In September 2018, director and co-owner of cazenove+loyd Christopher Wilmot-Sitwell will be leading a small group trip to South Africa. This journey has been curated by founder and director Henrietta Loyd with Rovos Rail and, will take one of the world’s most luxurious trains deep into the heartlands of the Boer War, following in the footsteps of Sir Winston Churchill.
Joining us on this journey will be Winston Churchill’s grandson, Sir Nicholas Soames MP: a fantastic storyteller, who will regale guests with tales from his grandfather and bring the Boer battlefields to life. Here he gives an insight into his grandfather’s formative experiences in the Boer War and explains what he is most excited about on this group trip.
How do you think that Winston Churchill’s time in South Africa influenced his later career?
I feel very strongly that much of my grandfather’s life was shaped by his time in South Africa, in particular when he was captured by the Boers, and later made his escape. So much of who he was and who he was to become came through at this moment of great danger and personal desperation. I believe that much of Churchill’s audacity and courage (and his drive and ambition) comes to light in his experiences as a young man in Africa. These characteristics are what made him into the national hero which he later became
Is there a particular instance in South Africa which demonstrates this?
I think we have to look closely at his capture and subsequent escape. Despite the fact that Churchill was technically a civilian (as he had been working as a journalist) he was treated as a prisoner-of-war by the Boers. He was taken to Pretoria and imprisoned with British officers but he soon became restless and made plans to escape, which demonstrates the maverick quality that is so familiar to people.
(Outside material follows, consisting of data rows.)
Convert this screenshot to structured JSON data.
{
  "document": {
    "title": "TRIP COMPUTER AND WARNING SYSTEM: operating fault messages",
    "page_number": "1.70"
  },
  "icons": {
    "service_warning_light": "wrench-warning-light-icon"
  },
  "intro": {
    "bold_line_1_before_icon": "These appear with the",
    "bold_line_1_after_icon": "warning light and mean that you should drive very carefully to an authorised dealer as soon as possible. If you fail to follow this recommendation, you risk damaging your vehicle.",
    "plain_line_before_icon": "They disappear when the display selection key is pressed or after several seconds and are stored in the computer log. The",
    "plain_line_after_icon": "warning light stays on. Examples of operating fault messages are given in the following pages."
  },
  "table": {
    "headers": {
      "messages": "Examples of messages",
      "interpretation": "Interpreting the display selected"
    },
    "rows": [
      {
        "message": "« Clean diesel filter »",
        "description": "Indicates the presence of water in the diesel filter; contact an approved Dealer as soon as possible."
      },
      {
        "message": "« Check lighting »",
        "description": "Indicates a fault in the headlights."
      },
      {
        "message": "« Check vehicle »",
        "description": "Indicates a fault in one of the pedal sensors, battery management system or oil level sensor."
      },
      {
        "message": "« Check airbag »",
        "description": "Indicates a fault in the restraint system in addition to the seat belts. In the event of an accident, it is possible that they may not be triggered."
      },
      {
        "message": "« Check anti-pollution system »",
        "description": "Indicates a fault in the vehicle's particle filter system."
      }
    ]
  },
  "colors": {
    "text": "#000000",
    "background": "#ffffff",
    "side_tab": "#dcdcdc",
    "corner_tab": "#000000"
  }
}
He initially planned a mass breakout but soon realised that it was impractical and began to collude with two other officers to escape. He closely monitored the Boer guards and saw a gap in their routine when no one was watching the 10-foot wall that surrounded the camp.
After four weeks, he made his bid for freedom at night by waiting for the gap to appear and silently scaling the wall. This was only the beginning of his daring escape, but this dramatic snapshot embodies all the characteristics he became known for: courage, determination and a certain stubbornness…
How well do you remember your grandfather?
My early memories of my grandfather are those essentially of grandfather and grandchild. He was generous, affectionate, great fun and loved the company of his grandchildren, in all their different ages.
It was in my teenage years (Churchill died when Soames was 16) that I became much more aware of what he had achieved. I do remember, even in the later stages of his life how industrious he was, his concentration and focus was incredible.
My favourite story about my grandfather is probably when I crept into his study aged 4 or 5 and asked him ‘is it true that you are the best person in the world, to which he replied ‘yes, now bugger off’.
What are you most looking forward to on this particular trip?
I am excited about the carefully-planned routing of this trip, as it really does follow in Churchill’s footsteps. It will be a stirring experience to trace all of his exploits in the Boer War and to be able to share the side of my grandfather I knew with my fellow travellers.
I’m also very much looking forward to returning to Fugitive’s Drift. Last time I was there, I met with owner and celebrated historian David Rattray, who bowled me over with his fantastic story-telling surrounding the Anglo-Zulu Wars. It will be fantastic to see how his legacy is continued by his wife Nicky and sons Andrew, Douglas and Peter and to hear them tell those emotionally-charged accounts passed down by their father.
Your recent visit to Zimbabwe demonstrates how deeply Southern Africa is part of your family’s history…
As my father – Christopher Soames – was the last governor of Southern Rhodesia and oversaw Zimbabwe’s transition to independence, Southern Africa is firmly entwined with our family history.
Certainly my father, would not have forgiven me if I had not tried to “call on” the President, and I’m sure he would be fascinated by the recent developments in Zimbabwe. When I met with Mugabe in October it was a historic moment for me and my family.
It was entirely in a personal capacity – there was no-one present, just him and I. It was purely for Auld Lang Syne and I’m glad I did it.
Did you sense that Mugabe was vulnerable when you met in September?
When we met at the beginning of October, inevitably at 93 he certainly seemed tired and a little unwell – but at that time he was still seemingly in control of the levers of power. But once those tanks – even rather tentatively – rolled into Harare, it was clear that his time was coming to an end.
Although the picture is still confused and there is plenty that still remains to be seen, my hope now that he is gone is that the UK will offer further assistance to help this wonderful country and its remarkable people, in their transition to—we hope—a better government and a more prosperous state.
Join our group trip to South Africa on board Rovos Rail.